══ Supplied entries ══

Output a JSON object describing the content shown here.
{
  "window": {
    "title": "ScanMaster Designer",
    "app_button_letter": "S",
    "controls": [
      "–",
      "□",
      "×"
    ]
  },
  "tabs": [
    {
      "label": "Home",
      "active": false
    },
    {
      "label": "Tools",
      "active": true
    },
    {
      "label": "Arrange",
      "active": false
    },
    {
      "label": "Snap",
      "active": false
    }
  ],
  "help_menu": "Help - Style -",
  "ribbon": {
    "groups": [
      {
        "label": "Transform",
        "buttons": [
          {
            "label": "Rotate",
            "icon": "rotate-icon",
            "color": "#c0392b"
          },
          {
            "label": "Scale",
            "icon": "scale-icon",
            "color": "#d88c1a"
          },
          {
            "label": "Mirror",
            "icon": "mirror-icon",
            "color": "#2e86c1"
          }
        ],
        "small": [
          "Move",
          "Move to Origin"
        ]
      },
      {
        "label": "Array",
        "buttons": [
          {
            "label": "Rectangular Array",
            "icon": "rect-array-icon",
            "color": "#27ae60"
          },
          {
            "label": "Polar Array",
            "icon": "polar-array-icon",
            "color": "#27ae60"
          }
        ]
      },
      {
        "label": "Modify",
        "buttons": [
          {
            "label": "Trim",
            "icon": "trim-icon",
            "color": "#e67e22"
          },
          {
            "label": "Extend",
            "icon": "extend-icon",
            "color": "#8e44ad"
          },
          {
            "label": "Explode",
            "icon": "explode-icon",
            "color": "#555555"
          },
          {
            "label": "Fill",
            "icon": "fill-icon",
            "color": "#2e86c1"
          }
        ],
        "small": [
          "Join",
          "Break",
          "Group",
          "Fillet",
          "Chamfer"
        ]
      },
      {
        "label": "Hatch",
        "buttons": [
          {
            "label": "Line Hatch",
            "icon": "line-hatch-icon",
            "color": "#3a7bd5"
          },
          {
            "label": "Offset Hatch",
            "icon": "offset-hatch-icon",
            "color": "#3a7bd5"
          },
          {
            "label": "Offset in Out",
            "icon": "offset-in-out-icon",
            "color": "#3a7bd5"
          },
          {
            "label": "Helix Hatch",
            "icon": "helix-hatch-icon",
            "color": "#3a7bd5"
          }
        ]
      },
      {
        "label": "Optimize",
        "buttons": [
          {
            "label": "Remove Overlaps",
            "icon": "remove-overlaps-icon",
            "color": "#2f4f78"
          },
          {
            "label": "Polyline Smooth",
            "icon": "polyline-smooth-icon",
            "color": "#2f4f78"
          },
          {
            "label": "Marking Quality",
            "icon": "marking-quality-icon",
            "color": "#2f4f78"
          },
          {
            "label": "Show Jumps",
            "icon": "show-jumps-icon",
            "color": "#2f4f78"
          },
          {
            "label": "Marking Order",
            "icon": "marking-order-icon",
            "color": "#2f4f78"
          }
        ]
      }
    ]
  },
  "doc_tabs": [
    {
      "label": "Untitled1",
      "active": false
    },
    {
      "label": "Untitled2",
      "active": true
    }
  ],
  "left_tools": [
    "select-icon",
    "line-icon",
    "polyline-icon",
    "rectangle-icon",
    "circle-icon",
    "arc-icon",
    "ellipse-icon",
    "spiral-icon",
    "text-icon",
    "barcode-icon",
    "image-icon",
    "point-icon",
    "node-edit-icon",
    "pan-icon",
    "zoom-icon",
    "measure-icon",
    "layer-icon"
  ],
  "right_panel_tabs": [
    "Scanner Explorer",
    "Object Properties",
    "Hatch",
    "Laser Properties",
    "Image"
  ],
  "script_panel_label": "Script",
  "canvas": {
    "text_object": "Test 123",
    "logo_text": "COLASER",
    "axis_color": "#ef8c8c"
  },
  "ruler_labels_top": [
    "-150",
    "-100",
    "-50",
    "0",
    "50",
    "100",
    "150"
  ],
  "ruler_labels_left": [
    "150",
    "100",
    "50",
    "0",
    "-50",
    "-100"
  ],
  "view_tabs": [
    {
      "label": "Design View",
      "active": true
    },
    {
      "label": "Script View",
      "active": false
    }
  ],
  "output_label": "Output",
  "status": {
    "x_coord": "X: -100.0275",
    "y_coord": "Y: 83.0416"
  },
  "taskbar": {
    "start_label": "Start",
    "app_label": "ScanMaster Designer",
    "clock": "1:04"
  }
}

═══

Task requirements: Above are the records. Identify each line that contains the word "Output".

Result for this task:
Output a JSON object describing the content shown here.
  "output_label": "Output",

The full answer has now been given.